The Resilient North


Dr. Livio Di MatteoTHUNDER BAY – Special to NNL – According to the Stockholm Resilience Center (, the concept of resilience refers to the capacity of a social-ecological system to withstand perturbations from various types of shock and to then renew itself afterwards.  In other words, if a system is resilient, it can deal with change.  The forest crisis in Northwestern Ontario was a major economic shock to the region’s economy that resulted in massive employment losses and yet if one looks at the region’s economy and especially its major center – Thunder Bay – one cannot help but notice the resilience of the economy.  Thunder Bay, which has seen three of its four pulp mills close and numerous sawmill job losses over the period 2003-2009, has witnessed increases in many indicators of economic activity suggesting that the economy has been able to adapt to the shock of the forest sector loss. 

The relatively resilient economy in Northwest Ontario is being driven by three broad forces: the continued transition towards a knowledge based economy in the region, the expenditure on public sector infrastructure and the growth and development of the mining sector in the region.  The knowledge economy in Northwestern Ontario is being spearheaded by the development of the Thunder Bay Regional Health Sciences Centre (TBRHSC), the Northwestern Ontario School of Medicine (NOSM) and the research work of the Thunder Bay Regional Research Institute (TBRRI).  The TBRHSC employs 2,500 people and has an annual budget of 280 million dollars.  In addition, the TBRRI is recruiting scientists from around the world to conduct work in the areas of molecular medicine and imaging systems and new medical research associated private sector companies are being spawned such as Sentinel and Tornado.  The other key blocks of the regional knowledge sector economy include Lakehead University with a total employment (full & part-time) of 2,000 and an annual operating budget of approximately 100 million dollars and Confederation College with 760 employees (full and part-time) and an annual operating budget of almost 70 million dollars.  In addition, the region’s manufacturers such as Bombardier and GRK fasteners also use knowledge intensive and skilled workers and have also seen growth in their activity.  Bombardier in particular is assured a future in urban transit given the increasing demand for such systems in an urbanizing world. 

With respect to public sector infrastructure, the Northwest region has recently seen millions of dollars in provincial road construction and improvements as part of a planned 273 million dollar investment in regional highways.  There are 32 projects in Northwestern Ontario nearing completion involving 494 kilometres of highway and nine bridges, which have created 1,900 construction related jobs.   In the Thunder Bay region, there is a waterfront development project underway as well as substantial recent investments in roads and bridges, a new library and trail development.

To read the rest of this article, please visit: The Northern Economist

Previous articlePublic Meeting Over Highway 11-17 Plans
Next articleGift for the Lady Who Loves to Fish or NNL offers news, information, opinions and positive ideas for Thunder Bay, Ontario, Northwestern Ontario and the world.
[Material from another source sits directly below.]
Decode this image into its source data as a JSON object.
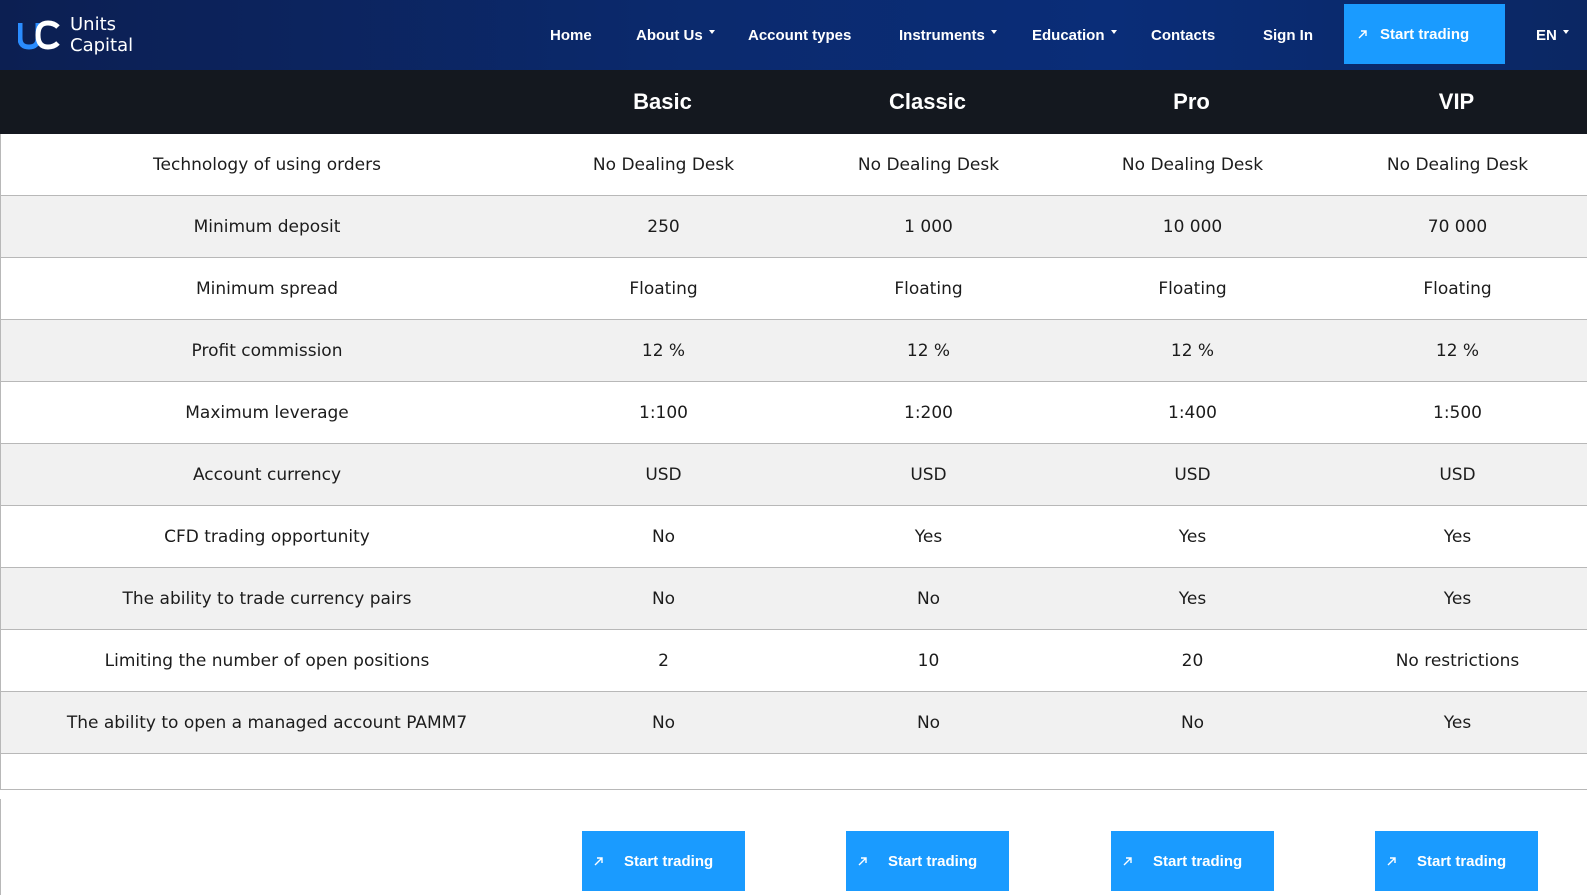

NNL covers a large region of Ontario, but are also widely read around the country and the world. To reach us by email: Reach the Newsroom: (807) 355-1862